Items from a dataset
⁂

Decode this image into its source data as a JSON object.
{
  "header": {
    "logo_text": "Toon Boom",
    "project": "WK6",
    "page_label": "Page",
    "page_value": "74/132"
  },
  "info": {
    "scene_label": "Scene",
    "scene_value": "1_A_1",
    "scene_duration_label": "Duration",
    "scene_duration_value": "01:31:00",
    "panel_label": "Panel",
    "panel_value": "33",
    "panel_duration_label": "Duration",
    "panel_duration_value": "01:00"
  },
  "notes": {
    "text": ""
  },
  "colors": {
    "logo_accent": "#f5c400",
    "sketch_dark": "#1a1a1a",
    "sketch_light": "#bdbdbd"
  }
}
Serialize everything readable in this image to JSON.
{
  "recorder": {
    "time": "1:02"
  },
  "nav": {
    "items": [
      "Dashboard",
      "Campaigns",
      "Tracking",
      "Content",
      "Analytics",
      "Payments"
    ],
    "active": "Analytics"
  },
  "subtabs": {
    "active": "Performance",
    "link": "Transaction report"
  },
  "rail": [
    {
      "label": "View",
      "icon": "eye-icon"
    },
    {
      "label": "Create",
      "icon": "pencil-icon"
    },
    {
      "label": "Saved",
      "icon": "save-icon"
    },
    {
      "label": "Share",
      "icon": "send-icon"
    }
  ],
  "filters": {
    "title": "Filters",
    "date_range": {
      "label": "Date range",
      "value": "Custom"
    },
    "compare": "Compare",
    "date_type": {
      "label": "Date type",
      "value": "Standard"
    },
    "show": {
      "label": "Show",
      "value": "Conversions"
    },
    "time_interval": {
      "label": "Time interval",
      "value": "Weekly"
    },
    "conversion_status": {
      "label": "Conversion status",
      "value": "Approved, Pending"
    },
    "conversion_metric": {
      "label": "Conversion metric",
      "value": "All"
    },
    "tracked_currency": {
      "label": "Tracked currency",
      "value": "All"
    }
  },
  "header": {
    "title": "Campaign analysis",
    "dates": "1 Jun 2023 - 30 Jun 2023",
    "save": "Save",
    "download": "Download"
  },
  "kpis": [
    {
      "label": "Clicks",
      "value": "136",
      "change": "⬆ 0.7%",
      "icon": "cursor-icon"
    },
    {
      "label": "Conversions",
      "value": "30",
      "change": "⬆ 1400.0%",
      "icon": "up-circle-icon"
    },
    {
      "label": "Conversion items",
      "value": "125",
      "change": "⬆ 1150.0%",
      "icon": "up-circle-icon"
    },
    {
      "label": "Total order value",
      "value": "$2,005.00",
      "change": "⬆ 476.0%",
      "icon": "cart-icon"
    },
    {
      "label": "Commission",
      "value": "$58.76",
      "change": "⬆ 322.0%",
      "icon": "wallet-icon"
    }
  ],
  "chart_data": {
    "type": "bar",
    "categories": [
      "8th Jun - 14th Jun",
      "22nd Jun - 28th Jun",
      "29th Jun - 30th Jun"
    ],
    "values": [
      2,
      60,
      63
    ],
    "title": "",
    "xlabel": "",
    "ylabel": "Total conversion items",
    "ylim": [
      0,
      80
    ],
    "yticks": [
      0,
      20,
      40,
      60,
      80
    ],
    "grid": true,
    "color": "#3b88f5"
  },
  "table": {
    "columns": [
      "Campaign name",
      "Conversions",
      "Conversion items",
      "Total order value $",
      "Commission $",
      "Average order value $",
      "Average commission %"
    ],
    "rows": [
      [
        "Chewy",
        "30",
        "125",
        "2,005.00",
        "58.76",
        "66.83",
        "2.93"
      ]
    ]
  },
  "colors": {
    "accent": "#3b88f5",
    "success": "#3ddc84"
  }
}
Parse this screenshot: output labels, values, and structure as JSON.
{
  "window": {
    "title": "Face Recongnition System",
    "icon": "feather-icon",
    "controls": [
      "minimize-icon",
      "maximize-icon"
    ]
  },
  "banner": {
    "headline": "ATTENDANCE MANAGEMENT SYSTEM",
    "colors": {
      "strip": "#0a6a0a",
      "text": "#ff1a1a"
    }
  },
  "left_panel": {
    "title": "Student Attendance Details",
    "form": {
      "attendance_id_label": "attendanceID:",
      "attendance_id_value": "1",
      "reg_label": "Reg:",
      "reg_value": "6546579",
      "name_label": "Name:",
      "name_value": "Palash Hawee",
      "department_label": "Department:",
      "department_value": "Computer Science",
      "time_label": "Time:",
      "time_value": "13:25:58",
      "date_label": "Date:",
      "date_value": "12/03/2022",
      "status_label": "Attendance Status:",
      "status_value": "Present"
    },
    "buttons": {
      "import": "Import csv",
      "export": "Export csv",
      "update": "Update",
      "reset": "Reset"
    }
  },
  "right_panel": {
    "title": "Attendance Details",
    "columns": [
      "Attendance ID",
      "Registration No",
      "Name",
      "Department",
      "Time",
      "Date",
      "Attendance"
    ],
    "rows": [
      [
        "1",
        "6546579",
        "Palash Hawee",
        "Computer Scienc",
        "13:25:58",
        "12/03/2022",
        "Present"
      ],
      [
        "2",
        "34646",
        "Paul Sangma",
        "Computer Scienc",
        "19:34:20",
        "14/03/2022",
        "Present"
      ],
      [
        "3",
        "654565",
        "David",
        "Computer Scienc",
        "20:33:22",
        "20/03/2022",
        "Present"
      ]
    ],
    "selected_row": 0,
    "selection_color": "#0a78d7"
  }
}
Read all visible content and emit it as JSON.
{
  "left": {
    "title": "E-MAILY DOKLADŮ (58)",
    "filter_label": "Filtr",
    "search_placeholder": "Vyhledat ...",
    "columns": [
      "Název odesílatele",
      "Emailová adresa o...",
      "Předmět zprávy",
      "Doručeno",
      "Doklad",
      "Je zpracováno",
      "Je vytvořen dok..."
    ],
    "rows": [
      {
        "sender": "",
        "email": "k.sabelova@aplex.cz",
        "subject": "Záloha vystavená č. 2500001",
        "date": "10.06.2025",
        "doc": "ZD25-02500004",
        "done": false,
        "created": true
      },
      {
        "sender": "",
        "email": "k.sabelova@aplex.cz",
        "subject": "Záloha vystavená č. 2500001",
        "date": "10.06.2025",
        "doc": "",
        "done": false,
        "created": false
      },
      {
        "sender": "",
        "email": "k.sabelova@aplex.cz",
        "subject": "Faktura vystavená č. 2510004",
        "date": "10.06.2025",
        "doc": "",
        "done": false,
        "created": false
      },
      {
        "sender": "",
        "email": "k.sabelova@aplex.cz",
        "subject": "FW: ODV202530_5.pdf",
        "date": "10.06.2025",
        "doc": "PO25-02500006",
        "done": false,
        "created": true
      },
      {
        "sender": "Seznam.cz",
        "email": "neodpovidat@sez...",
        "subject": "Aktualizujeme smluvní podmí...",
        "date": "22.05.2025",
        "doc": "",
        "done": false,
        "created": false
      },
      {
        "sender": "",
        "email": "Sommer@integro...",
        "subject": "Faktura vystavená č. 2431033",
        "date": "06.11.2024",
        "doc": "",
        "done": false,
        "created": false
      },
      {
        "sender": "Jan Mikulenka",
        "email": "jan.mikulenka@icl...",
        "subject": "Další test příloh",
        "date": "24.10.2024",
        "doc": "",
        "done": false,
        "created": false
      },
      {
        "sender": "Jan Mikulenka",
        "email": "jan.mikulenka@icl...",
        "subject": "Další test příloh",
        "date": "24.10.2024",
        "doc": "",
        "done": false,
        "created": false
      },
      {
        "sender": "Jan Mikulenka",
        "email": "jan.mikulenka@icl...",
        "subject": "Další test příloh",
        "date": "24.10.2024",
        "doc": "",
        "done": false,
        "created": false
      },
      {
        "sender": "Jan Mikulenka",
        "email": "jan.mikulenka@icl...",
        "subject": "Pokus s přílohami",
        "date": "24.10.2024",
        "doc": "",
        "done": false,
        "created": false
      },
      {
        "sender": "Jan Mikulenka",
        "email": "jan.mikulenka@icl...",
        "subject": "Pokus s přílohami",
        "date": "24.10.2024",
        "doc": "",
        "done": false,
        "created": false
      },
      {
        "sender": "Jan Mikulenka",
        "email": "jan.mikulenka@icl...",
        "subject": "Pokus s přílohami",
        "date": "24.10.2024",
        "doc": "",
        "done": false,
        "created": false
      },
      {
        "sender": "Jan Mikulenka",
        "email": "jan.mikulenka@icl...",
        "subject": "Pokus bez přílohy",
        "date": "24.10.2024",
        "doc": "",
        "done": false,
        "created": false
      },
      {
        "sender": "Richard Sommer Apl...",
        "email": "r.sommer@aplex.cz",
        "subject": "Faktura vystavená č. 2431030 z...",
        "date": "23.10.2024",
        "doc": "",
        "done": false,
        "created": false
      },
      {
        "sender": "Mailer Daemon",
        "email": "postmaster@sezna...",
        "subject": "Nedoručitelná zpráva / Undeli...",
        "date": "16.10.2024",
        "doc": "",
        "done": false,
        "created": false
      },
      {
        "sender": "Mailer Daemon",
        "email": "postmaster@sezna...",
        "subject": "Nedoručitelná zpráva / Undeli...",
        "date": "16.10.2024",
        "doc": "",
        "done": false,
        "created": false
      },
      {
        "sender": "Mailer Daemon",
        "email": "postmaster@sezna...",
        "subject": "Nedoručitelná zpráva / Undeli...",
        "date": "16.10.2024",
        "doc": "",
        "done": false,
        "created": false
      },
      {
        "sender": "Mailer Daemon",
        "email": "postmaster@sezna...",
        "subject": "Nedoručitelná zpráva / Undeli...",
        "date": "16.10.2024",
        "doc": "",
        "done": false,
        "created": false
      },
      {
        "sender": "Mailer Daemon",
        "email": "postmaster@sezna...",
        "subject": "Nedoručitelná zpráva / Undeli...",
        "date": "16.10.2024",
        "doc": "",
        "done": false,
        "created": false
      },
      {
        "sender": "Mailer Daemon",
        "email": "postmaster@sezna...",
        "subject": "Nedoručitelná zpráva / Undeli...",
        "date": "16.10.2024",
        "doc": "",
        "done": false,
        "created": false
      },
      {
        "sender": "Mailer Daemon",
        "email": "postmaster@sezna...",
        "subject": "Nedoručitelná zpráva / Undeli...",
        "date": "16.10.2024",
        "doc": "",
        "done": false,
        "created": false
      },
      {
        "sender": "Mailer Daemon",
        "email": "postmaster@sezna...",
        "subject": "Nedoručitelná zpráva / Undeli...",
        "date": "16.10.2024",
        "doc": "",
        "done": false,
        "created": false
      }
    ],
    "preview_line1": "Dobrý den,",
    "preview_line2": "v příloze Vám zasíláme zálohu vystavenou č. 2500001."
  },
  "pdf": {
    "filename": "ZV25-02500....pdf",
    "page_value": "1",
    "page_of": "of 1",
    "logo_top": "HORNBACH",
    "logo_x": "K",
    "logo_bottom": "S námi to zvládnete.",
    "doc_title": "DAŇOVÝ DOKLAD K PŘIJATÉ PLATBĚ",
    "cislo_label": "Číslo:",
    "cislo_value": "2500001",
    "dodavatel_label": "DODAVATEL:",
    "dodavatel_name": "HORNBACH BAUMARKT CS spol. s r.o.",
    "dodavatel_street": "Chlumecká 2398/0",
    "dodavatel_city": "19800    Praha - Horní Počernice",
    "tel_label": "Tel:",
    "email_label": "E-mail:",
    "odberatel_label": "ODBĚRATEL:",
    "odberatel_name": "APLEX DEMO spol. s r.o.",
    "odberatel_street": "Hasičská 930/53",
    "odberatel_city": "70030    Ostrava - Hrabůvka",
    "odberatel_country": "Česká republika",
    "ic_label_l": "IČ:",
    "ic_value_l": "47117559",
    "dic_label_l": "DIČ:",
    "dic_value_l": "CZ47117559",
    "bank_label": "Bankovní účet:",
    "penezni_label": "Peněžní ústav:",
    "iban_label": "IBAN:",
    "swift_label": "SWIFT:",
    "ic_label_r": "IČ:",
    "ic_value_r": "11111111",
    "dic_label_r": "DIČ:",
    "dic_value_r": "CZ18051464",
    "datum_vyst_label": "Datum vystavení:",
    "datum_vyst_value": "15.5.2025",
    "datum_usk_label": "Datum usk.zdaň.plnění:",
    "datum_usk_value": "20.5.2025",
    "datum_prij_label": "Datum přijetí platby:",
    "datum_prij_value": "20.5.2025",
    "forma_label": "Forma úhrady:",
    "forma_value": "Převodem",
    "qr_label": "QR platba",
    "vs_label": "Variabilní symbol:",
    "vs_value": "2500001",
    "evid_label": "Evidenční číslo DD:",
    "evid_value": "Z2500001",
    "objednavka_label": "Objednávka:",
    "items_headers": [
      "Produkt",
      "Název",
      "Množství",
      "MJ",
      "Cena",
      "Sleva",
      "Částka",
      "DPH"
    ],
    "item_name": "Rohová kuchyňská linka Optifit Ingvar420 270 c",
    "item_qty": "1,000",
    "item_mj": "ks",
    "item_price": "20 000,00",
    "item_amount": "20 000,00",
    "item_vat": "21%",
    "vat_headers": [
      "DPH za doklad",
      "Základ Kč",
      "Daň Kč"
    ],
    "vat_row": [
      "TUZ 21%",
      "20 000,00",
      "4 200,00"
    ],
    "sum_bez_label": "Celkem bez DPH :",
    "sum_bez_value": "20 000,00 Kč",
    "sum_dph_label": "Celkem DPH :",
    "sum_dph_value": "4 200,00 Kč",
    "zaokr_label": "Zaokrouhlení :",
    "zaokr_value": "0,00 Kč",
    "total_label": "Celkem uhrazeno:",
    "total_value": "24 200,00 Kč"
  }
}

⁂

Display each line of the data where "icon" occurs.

- YOUR SOLUTION -
      "icon": "eye-icon"
      "icon": "pencil-icon"
      "icon": "save-icon"
      "icon": "send-icon"
      "icon": "cursor-icon"
      "icon": "up-circle-icon"
      "icon": "up-circle-icon"
      "icon": "cart-icon"
      "icon": "wallet-icon"
    "icon": "feather-icon",
      "minimize-icon",
      "maximize-icon"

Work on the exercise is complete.